_Directions_
Please return all of the data exactly as written.

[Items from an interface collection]
..........

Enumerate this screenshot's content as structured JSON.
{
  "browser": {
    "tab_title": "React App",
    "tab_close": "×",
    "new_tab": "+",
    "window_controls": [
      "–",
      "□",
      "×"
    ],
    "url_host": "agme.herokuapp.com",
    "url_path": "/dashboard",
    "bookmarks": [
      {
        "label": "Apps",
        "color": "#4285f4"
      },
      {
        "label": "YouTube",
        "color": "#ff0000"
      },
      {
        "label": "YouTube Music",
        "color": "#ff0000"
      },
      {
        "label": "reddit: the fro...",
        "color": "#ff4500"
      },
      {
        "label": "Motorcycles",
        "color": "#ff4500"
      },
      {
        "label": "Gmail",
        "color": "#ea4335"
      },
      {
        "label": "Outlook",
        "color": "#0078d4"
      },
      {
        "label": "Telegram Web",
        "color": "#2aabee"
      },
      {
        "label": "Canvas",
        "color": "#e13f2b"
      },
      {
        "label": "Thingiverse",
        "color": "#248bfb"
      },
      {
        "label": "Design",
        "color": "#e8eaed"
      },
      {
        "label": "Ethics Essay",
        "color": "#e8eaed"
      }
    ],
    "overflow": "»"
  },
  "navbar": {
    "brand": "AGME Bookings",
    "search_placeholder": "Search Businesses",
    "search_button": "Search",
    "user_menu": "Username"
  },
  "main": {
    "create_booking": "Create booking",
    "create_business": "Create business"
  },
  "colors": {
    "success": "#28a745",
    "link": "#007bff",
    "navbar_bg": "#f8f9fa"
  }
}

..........

_Result for this exercise_
Enumerate this screenshot's content as structured JSON.
{
  "browser": {
    "tab_title": "React App",
    "tab_close": "×",
    "new_tab": "+",
    "window_controls": [
      "–",
      "□",
      "×"
    ],
    "url_host": "agme.herokuapp.com",
    "url_path": "/dashboard",
    "bookmarks": [
      {
        "label": "Apps",
        "color": "#4285f4"
      },
      {
        "label": "YouTube",
        "color": "#ff0000"
      },
      {
        "label": "YouTube Music",
        "color": "#ff0000"
      },
      {
        "label": "reddit: the fro...",
        "color": "#ff4500"
      },
      {
        "label": "Motorcycles",
        "color": "#ff4500"
      },
      {
        "label": "Gmail",
        "color": "#ea4335"
      },
      {
        "label": "Outlook",
        "color": "#0078d4"
      },
      {
        "label": "Telegram Web",
        "color": "#2aabee"
      },
      {
        "label": "Canvas",
        "color": "#e13f2b"
      },
      {
        "label": "Thingiverse",
        "color": "#248bfb"
      },
      {
        "label": "Design",
        "color": "#e8eaed"
      },
      {
        "label": "Ethics Essay",
        "color": "#e8eaed"
      }
    ],
    "overflow": "»"
  },
  "navbar": {
    "brand": "AGME Bookings",
    "search_placeholder": "Search Businesses",
    "search_button": "Search",
    "user_menu": "Username"
  },
  "main": {
    "create_booking": "Create booking",
    "create_business": "Create business"
  },
  "colors": {
    "success": "#28a745",
    "link": "#007bff",
    "navbar_bg": "#f8f9fa"
  }
}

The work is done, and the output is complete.